- AIM OF THE EXERCISE
Once the pictures are set aside, reproduce all of the records exactly.

- DATA RECORDS
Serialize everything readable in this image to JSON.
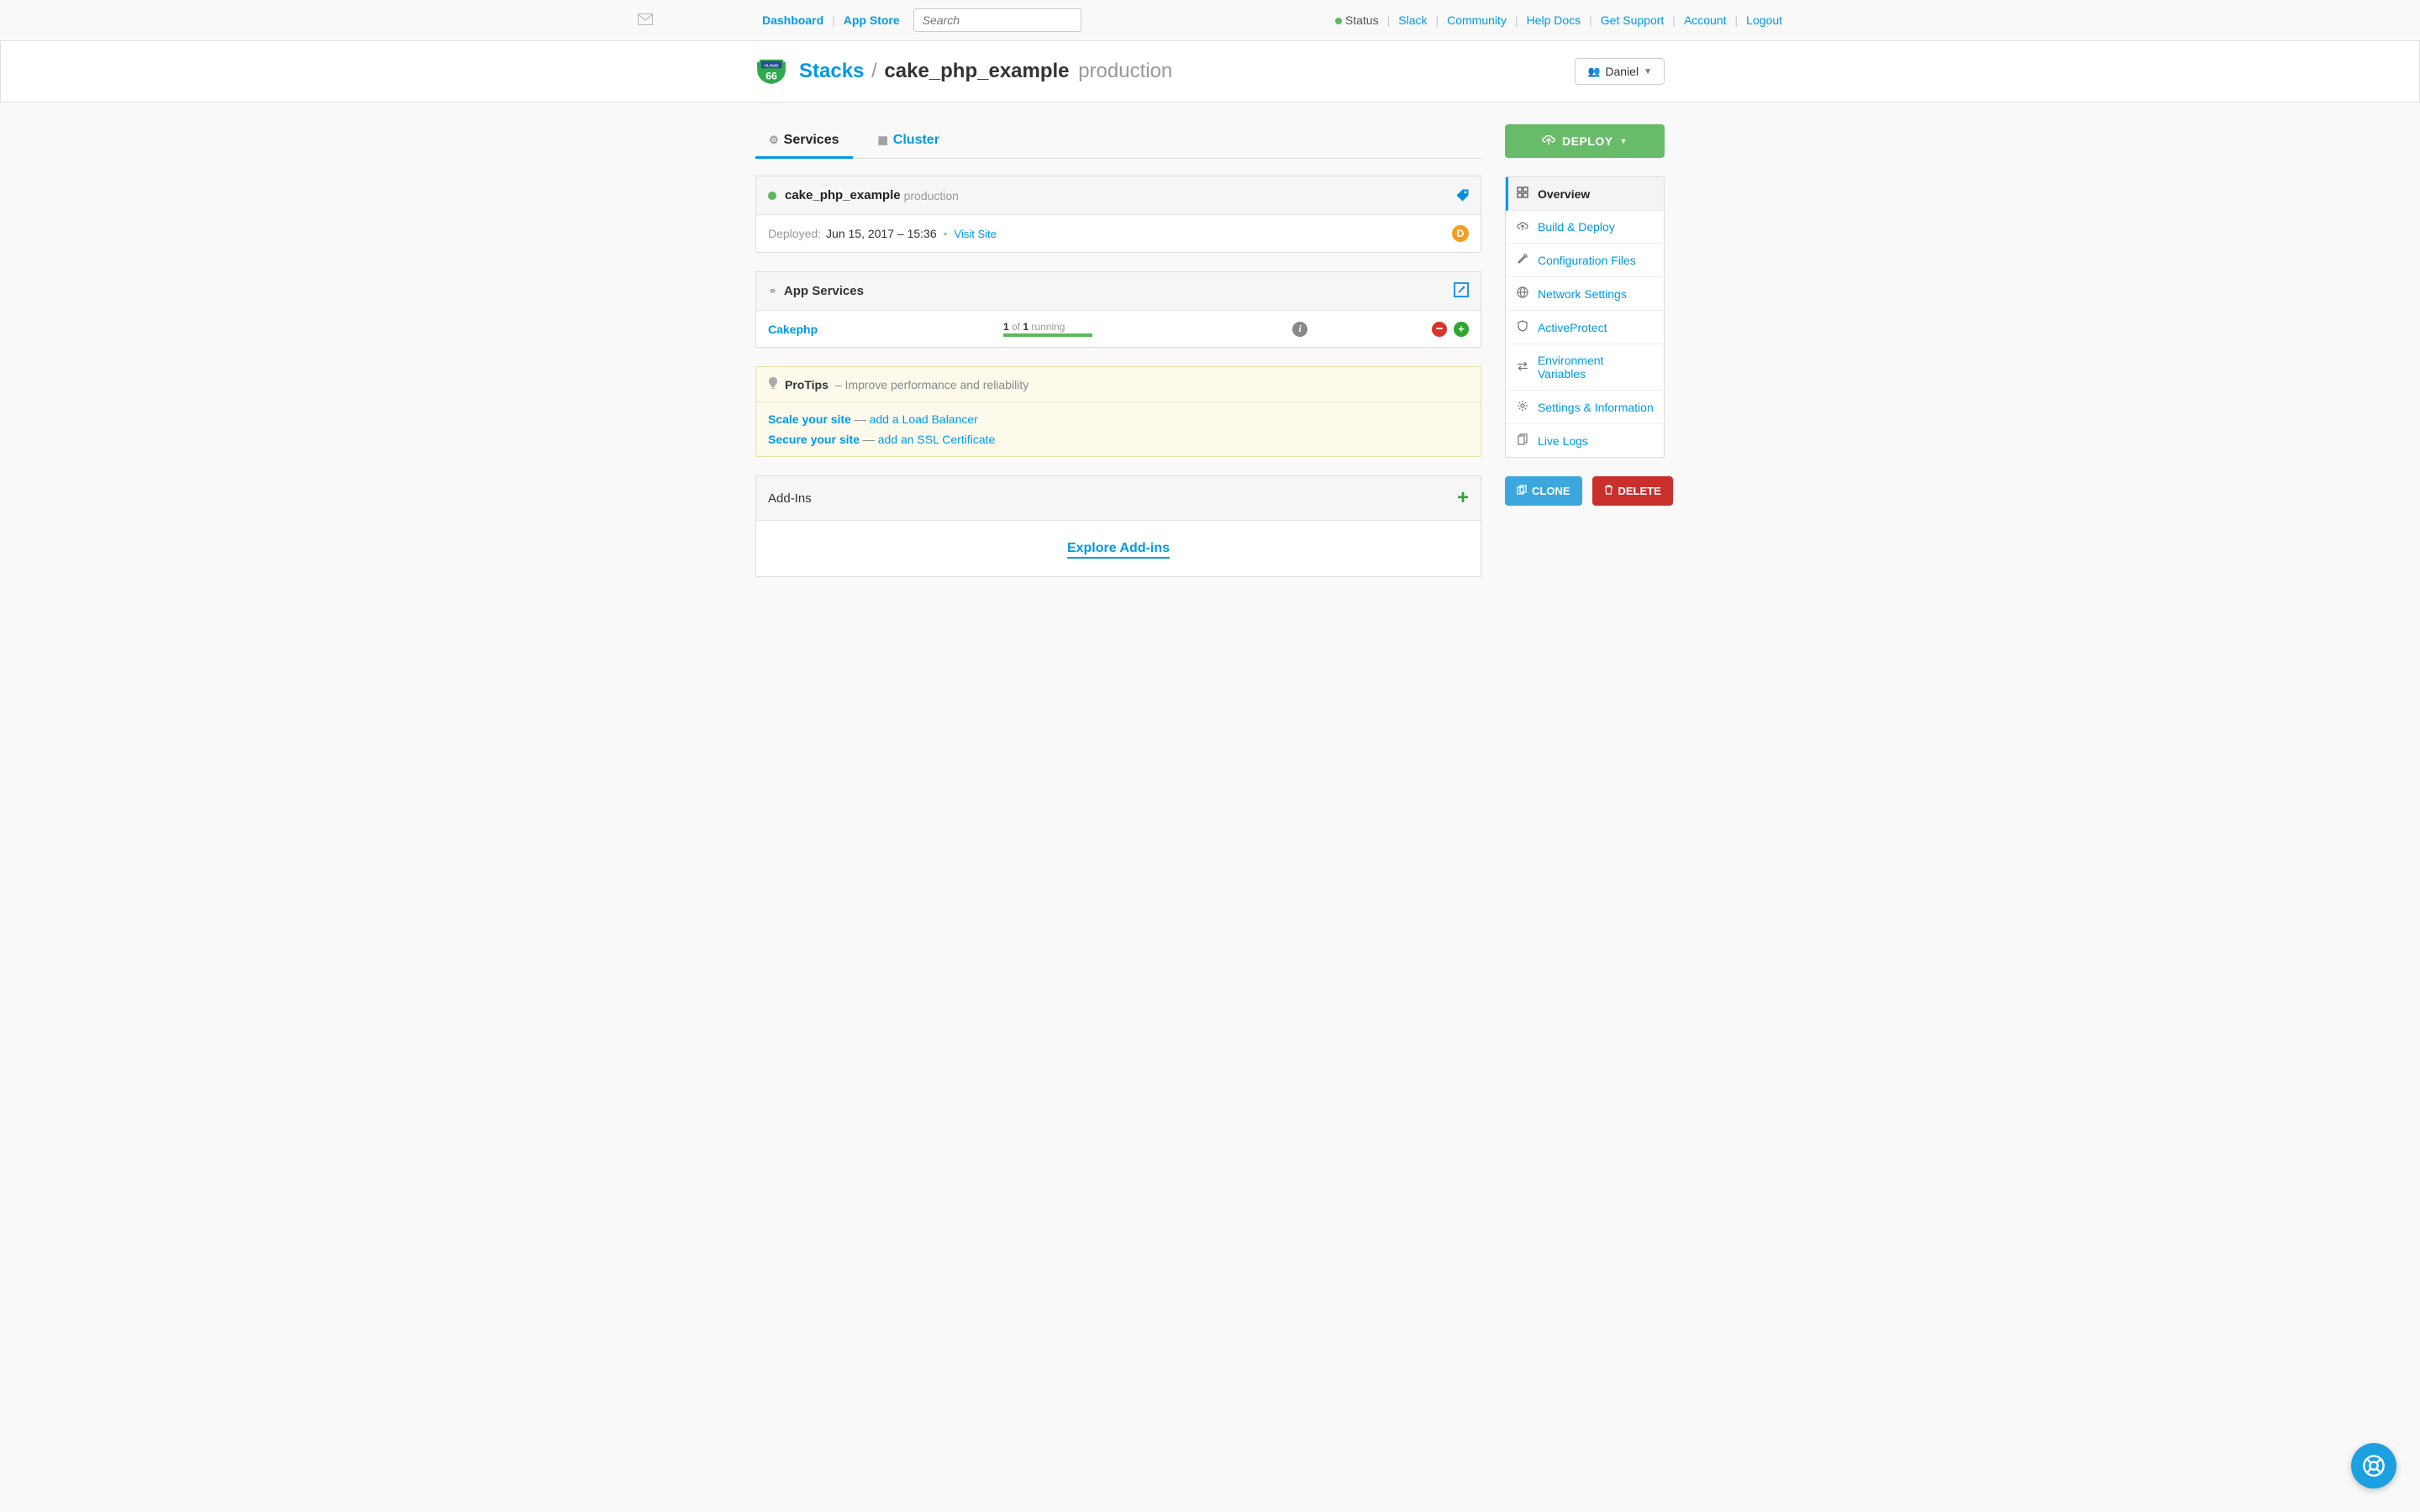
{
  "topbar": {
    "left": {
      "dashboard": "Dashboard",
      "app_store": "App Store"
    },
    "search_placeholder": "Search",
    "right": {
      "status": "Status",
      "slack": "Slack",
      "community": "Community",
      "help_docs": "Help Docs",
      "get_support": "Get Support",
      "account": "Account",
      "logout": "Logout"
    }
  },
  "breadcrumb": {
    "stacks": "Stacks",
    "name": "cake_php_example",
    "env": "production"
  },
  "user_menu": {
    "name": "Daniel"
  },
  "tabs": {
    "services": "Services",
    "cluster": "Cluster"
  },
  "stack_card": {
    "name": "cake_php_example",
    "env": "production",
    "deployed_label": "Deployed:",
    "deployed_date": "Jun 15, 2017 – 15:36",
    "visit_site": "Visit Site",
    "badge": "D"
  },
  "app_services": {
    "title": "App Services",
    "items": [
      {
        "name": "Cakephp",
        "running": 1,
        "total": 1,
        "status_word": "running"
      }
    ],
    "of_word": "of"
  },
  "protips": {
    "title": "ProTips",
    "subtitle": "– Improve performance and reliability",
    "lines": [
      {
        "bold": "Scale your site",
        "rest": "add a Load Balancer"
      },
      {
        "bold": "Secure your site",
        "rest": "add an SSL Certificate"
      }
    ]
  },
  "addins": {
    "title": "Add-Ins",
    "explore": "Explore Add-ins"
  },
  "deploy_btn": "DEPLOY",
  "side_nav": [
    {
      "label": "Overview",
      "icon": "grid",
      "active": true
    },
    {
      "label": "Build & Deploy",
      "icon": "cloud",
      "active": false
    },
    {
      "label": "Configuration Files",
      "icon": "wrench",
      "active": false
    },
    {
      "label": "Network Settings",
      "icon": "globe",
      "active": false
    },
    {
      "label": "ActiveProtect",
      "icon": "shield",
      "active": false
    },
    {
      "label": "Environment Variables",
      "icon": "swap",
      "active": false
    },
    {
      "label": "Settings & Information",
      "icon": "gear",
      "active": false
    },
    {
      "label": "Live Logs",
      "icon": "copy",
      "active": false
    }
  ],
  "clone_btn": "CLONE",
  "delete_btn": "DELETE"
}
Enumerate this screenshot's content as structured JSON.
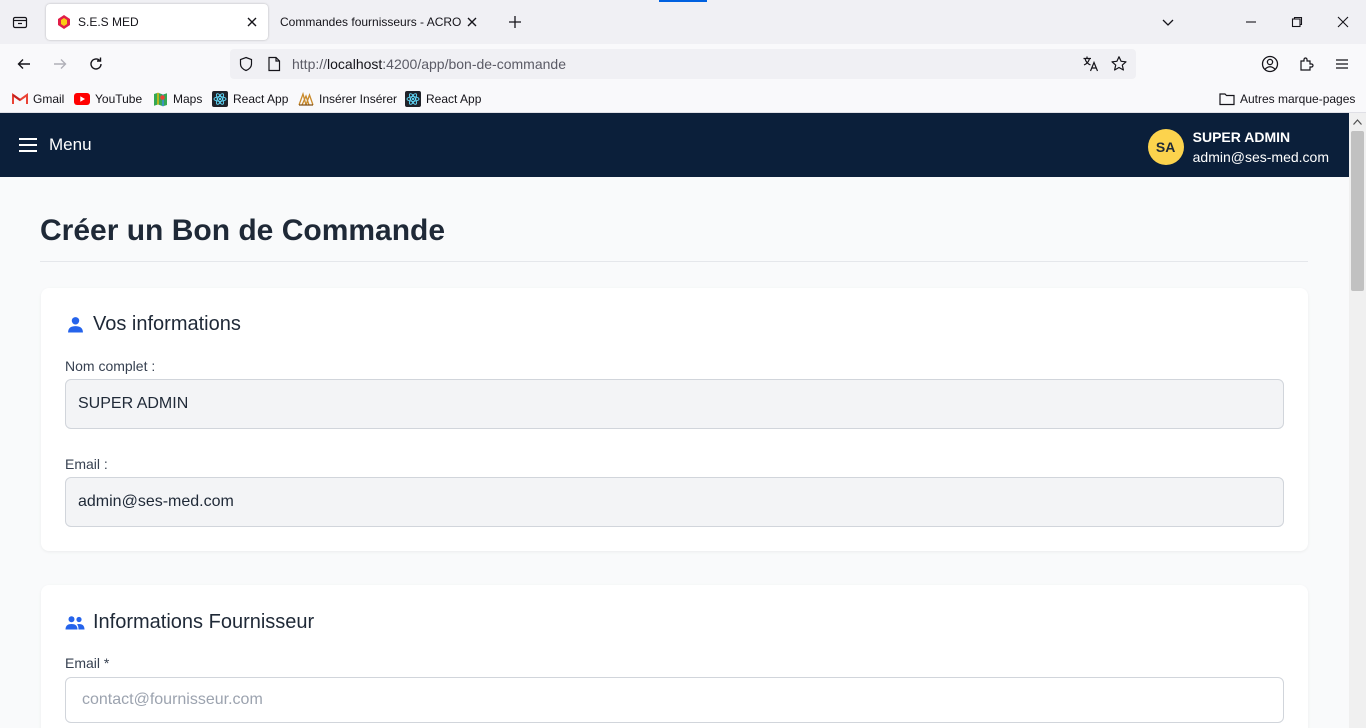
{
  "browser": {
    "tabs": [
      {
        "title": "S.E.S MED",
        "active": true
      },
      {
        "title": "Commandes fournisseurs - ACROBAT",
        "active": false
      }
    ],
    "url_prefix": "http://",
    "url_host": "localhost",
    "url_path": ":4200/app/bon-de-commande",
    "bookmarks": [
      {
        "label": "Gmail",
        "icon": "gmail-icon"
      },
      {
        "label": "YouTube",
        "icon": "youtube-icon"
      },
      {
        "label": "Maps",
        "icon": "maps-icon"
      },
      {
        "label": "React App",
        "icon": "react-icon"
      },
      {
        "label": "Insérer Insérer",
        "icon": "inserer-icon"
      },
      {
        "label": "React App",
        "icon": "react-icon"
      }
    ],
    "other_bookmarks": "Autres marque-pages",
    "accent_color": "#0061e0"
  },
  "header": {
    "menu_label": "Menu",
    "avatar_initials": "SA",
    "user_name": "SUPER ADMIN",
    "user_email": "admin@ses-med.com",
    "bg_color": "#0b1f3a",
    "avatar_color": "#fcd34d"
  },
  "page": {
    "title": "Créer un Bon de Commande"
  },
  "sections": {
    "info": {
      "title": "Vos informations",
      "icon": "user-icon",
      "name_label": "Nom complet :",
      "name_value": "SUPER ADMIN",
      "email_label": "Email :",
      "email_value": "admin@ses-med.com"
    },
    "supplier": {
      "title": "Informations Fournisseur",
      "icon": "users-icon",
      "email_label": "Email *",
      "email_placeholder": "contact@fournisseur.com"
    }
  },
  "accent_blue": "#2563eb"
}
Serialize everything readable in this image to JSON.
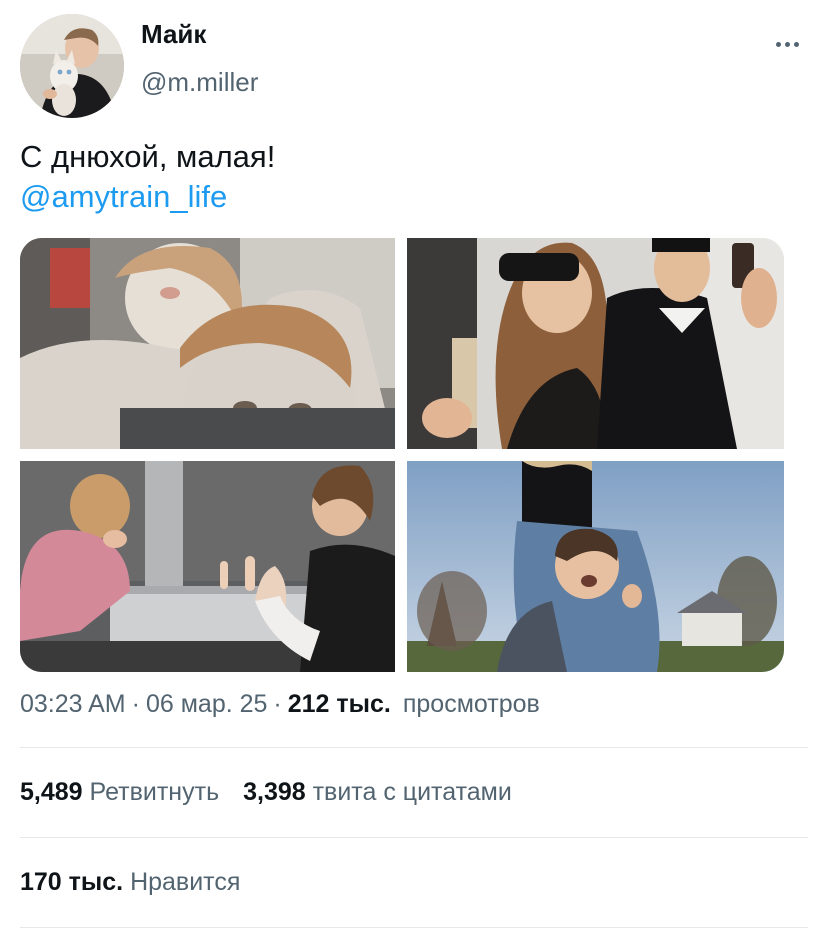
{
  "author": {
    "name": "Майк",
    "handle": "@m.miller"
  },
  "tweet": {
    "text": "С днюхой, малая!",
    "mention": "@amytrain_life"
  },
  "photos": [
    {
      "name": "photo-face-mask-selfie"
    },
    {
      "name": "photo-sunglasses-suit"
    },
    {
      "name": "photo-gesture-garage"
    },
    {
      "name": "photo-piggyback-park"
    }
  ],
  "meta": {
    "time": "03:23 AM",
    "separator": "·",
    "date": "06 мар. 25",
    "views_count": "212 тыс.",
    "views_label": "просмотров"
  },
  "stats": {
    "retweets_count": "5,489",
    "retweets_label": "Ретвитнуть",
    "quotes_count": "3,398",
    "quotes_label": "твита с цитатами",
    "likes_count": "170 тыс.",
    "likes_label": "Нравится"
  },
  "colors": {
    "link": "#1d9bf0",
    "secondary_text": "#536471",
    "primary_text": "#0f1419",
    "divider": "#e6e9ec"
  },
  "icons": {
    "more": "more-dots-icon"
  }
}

- COMPLETED EXERCISE
Serialize everything readable in this image to JSON.
{
  "topbar": {
    "left": {
      "dashboard": "Dashboard",
      "app_store": "App Store"
    },
    "search_placeholder": "Search",
    "right": {
      "status": "Status",
      "slack": "Slack",
      "community": "Community",
      "help_docs": "Help Docs",
      "get_support": "Get Support",
      "account": "Account",
      "logout": "Logout"
    }
  },
  "breadcrumb": {
    "stacks": "Stacks",
    "name": "cake_php_example",
    "env": "production"
  },
  "user_menu": {
    "name": "Daniel"
  },
  "tabs": {
    "services": "Services",
    "cluster": "Cluster"
  },
  "stack_card": {
    "name": "cake_php_example",
    "env": "production",
    "deployed_label": "Deployed:",
    "deployed_date": "Jun 15, 2017 – 15:36",
    "visit_site": "Visit Site",
    "badge": "D"
  },
  "app_services": {
    "title": "App Services",
    "items": [
      {
        "name": "Cakephp",
        "running": 1,
        "total": 1,
        "status_word": "running"
      }
    ],
    "of_word": "of"
  },
  "protips": {
    "title": "ProTips",
    "subtitle": "– Improve performance and reliability",
    "lines": [
      {
        "bold": "Scale your site",
        "rest": "add a Load Balancer"
      },
      {
        "bold": "Secure your site",
        "rest": "add an SSL Certificate"
      }
    ]
  },
  "addins": {
    "title": "Add-Ins",
    "explore": "Explore Add-ins"
  },
  "deploy_btn": "DEPLOY",
  "side_nav": [
    {
      "label": "Overview",
      "icon": "grid",
      "active": true
    },
    {
      "label": "Build & Deploy",
      "icon": "cloud",
      "active": false
    },
    {
      "label": "Configuration Files",
      "icon": "wrench",
      "active": false
    },
    {
      "label": "Network Settings",
      "icon": "globe",
      "active": false
    },
    {
      "label": "ActiveProtect",
      "icon": "shield",
      "active": false
    },
    {
      "label": "Environment Variables",
      "icon": "swap",
      "active": false
    },
    {
      "label": "Settings & Information",
      "icon": "gear",
      "active": false
    },
    {
      "label": "Live Logs",
      "icon": "copy",
      "active": false
    }
  ],
  "clone_btn": "CLONE",
  "delete_btn": "DELETE"
}
Enumerate this screenshot's content as structured JSON.
{
  "browser": {
    "tabs": [
      {
        "title": "S.E.S MED",
        "active": true
      },
      {
        "title": "Commandes fournisseurs - ACROBAT",
        "active": false
      }
    ],
    "url_prefix": "http://",
    "url_host": "localhost",
    "url_path": ":4200/app/bon-de-commande",
    "bookmarks": [
      {
        "label": "Gmail",
        "icon": "gmail-icon"
      },
      {
        "label": "YouTube",
        "icon": "youtube-icon"
      },
      {
        "label": "Maps",
        "icon": "maps-icon"
      },
      {
        "label": "React App",
        "icon": "react-icon"
      },
      {
        "label": "Insérer Insérer",
        "icon": "inserer-icon"
      },
      {
        "label": "React App",
        "icon": "react-icon"
      }
    ],
    "other_bookmarks": "Autres marque-pages",
    "accent_color": "#0061e0"
  },
  "header": {
    "menu_label": "Menu",
    "avatar_initials": "SA",
    "user_name": "SUPER ADMIN",
    "user_email": "admin@ses-med.com",
    "bg_color": "#0b1f3a",
    "avatar_color": "#fcd34d"
  },
  "page": {
    "title": "Créer un Bon de Commande"
  },
  "sections": {
    "info": {
      "title": "Vos informations",
      "icon": "user-icon",
      "name_label": "Nom complet :",
      "name_value": "SUPER ADMIN",
      "email_label": "Email :",
      "email_value": "admin@ses-med.com"
    },
    "supplier": {
      "title": "Informations Fournisseur",
      "icon": "users-icon",
      "email_label": "Email *",
      "email_placeholder": "contact@fournisseur.com"
    }
  },
  "accent_blue": "#2563eb"
}
Serialize everything readable in this image to JSON.
{
  "author": {
    "name": "Майк",
    "handle": "@m.miller"
  },
  "tweet": {
    "text": "С днюхой, малая!",
    "mention": "@amytrain_life"
  },
  "photos": [
    {
      "name": "photo-face-mask-selfie"
    },
    {
      "name": "photo-sunglasses-suit"
    },
    {
      "name": "photo-gesture-garage"
    },
    {
      "name": "photo-piggyback-park"
    }
  ],
  "meta": {
    "time": "03:23 AM",
    "separator": "·",
    "date": "06 мар. 25",
    "views_count": "212 тыс.",
    "views_label": "просмотров"
  },
  "stats": {
    "retweets_count": "5,489",
    "retweets_label": "Ретвитнуть",
    "quotes_count": "3,398",
    "quotes_label": "твита с цитатами",
    "likes_count": "170 тыс.",
    "likes_label": "Нравится"
  },
  "colors": {
    "link": "#1d9bf0",
    "secondary_text": "#536471",
    "primary_text": "#0f1419",
    "divider": "#e6e9ec"
  },
  "icons": {
    "more": "more-dots-icon"
  }
}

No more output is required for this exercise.